The benefits of ENA live-in spinal injury care


Helping the person to achieve their potential

Most people who have experienced spinal injury will have personal expectations of themselves and their rehabilitation. Our live-in carers are there to support those aspirations every step of the way, providing encouragement and motivation where needed, and working side-by-side with them when the going gets tough.

Supporting independence

A return to independence and autonomy is something that is important to the majority of people who experience a spinal injury. ENA live-in carers are fully committed to helping the person live as freely as possible for as long as possible.

Practical help with rehabilitation

From support with an exercise regime, to help getting out and about, our live-in carers are experienced in helping the client to rehabilitate from their spinal injury as effectively as possible. We also work alongside the person’s medical team, such as physiotherapists or district nurses, to keep their rehabilitation on track.

Emotional and mental health support

Whilst a person’s physical symptoms are often the main focus of their spinal injury rehabilitation, our live-in carers are just as aware of the emotional and mental health toll these types of injuries can take. We like to think of ourselves as a shoulder to cry on and a friend to talk to, offering companionship and compassion to all of our clients.

A holistic approach to supporting symptoms and conditions

We are well aware of the risk of secondary conditions for a person who has a spinal injury. Our carers are adept at supporting a clients to avoid or minimise issues like pressure ulcers, UTIs and DVTs, as well as monitoring and acting rapidly if a person shows signs of autonomic dysreflexia (AD). We know AD is a huge concern for people living with a spinal injury, given how quickly it can develop and how severe the consequences can be, which can include stroke and potentially even death. Therefore, we work to understand the person’s autonomic dysreflexia risk-factors, how episodes of AD might be avoided, and formulate a rapid treatment plan should the person develop these symptoms.
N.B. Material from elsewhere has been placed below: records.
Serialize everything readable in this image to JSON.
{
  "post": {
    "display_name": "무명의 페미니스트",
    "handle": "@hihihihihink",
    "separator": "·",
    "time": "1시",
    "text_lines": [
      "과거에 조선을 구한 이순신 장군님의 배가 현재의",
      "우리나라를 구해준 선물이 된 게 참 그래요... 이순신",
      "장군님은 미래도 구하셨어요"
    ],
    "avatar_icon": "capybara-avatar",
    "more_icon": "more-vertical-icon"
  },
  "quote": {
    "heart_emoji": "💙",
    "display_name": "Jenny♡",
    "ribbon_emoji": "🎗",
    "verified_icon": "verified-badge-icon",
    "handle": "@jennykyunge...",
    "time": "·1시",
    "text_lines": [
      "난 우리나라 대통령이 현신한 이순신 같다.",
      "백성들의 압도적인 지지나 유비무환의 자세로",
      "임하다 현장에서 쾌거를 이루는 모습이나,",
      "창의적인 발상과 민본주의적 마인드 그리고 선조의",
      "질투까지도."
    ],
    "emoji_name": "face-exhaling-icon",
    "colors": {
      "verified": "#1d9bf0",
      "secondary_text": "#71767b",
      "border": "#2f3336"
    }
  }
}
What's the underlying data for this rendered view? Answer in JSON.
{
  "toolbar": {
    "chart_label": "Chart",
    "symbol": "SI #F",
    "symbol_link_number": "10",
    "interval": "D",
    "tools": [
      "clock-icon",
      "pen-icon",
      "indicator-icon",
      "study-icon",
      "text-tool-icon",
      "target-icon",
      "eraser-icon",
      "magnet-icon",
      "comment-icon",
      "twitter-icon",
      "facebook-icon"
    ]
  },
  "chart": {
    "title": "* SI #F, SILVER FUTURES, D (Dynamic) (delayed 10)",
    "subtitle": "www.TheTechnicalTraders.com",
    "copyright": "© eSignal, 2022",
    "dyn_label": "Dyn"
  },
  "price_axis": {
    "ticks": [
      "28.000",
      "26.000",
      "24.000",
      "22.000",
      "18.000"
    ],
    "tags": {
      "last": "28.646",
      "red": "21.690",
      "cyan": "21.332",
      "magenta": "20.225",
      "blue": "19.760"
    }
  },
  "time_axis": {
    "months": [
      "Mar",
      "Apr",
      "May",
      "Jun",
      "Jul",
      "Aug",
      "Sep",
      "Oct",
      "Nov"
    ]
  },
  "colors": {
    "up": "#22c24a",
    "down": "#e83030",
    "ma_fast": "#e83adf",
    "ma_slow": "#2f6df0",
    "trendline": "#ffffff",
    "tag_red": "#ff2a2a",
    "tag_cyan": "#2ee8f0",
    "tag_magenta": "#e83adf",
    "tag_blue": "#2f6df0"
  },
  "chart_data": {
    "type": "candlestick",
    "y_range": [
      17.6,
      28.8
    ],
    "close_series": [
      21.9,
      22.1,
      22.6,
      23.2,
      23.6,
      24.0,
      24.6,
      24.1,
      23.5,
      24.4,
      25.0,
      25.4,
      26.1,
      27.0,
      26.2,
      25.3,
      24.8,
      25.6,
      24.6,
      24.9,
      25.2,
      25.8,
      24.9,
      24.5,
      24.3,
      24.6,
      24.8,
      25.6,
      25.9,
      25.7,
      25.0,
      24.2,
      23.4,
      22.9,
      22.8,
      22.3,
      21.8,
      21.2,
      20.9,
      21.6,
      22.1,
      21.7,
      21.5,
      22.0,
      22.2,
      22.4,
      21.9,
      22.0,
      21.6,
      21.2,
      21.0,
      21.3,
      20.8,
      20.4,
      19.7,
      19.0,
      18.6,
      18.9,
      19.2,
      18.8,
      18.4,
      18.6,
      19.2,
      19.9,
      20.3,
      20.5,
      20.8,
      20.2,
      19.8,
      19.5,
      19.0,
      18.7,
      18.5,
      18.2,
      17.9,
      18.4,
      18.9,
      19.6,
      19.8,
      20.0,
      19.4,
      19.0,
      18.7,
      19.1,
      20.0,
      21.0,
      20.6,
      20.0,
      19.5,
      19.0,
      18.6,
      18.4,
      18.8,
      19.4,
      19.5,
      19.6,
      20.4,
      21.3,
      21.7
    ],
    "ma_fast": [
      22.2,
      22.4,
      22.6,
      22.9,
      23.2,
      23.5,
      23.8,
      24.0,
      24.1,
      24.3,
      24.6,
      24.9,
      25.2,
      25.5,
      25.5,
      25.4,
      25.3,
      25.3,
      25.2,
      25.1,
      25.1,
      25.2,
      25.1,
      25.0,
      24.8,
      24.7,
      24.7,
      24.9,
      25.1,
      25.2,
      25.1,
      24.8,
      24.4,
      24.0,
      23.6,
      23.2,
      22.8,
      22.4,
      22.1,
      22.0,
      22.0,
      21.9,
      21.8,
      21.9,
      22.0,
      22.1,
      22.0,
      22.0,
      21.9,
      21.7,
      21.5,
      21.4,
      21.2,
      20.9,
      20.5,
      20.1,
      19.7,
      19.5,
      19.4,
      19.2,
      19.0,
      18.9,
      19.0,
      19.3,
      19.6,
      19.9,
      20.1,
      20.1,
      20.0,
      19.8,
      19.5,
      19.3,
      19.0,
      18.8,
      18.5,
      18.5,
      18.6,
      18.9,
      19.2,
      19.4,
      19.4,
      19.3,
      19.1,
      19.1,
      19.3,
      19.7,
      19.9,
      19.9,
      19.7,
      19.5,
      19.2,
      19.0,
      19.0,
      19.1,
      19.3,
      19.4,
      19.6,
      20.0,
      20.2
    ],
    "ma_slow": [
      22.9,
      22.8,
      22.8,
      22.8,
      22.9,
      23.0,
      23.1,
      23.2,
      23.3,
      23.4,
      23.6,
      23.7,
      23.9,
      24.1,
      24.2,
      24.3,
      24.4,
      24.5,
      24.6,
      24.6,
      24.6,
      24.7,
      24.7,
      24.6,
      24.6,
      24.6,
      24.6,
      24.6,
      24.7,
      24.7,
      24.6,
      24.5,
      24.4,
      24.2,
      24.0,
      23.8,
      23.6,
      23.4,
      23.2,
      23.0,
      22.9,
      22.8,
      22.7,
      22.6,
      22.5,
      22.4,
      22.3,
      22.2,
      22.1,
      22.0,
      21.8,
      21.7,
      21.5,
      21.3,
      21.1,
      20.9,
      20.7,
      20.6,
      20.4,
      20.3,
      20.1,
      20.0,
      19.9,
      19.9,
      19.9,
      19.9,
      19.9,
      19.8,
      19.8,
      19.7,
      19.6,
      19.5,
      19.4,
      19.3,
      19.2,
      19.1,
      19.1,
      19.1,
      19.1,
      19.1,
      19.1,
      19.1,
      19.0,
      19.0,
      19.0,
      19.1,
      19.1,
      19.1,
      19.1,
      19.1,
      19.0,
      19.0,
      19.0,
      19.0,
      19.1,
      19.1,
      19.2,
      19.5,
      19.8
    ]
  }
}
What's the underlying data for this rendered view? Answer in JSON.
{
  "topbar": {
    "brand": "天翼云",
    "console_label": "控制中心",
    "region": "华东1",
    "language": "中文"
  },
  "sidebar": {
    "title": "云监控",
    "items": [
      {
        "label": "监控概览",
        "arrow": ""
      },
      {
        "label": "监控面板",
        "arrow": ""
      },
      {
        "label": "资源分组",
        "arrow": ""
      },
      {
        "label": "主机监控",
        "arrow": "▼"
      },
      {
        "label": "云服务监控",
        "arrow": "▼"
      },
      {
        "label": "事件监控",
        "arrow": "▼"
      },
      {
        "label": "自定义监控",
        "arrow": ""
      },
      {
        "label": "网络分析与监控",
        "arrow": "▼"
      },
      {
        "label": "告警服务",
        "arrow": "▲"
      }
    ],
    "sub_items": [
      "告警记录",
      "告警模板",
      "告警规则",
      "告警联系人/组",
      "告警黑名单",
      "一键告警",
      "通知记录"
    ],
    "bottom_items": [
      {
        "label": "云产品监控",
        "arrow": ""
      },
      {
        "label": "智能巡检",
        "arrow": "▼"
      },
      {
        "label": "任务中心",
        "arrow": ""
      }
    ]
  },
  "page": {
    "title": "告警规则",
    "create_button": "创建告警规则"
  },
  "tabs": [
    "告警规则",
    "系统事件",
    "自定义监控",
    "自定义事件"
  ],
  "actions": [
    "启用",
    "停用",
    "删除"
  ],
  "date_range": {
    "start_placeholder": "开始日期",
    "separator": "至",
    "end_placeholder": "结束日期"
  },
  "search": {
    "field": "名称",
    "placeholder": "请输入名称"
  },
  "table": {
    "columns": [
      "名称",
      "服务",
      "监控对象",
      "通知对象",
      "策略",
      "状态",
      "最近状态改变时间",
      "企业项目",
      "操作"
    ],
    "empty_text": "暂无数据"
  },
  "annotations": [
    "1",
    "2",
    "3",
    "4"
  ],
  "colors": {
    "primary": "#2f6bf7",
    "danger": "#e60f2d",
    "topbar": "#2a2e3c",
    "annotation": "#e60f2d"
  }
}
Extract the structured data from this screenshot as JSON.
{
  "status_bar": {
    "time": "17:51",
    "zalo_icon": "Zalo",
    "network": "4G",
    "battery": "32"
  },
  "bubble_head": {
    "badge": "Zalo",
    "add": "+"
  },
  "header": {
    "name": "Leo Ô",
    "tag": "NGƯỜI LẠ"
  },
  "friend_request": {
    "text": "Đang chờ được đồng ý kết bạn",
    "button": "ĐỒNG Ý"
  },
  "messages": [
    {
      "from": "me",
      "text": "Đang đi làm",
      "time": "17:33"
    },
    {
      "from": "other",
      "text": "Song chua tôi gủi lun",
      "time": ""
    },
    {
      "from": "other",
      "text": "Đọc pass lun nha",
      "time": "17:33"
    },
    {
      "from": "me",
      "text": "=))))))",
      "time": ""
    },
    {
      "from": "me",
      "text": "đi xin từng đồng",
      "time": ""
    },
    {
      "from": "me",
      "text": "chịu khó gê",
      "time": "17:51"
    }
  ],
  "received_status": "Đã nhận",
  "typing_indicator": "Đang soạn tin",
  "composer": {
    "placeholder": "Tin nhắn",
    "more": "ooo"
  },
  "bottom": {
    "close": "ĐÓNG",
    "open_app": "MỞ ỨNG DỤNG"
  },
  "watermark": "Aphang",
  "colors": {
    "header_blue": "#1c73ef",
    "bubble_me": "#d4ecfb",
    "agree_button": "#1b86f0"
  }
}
Support for more severe spinal injury

Should a person need more intensive support – including digital bowel care and manual evacuation, manual handling, board transfers and/or personal care, or have complex care needs, including PEG feeding and stoma care – we are able to provide the right kind of live-in carer, trained and overseen by our registered nurses and clinically-led team, so they may remain in their home.

Extensive knowledge and experience at your disposal

We are fortunate to have provided spinal injury care for many years, and have accumulated a huge amount of knowledge and experience in that time. All of this is at your disposal should you choose ENA Care Group as your live-in spinal injury care provider.

Contact us to discuss your spinal injury care needs

We are always available to help you understand spinal injury care better, and to discuss the best home care and support options for you and your family. You can call us on 01707 333 700 or email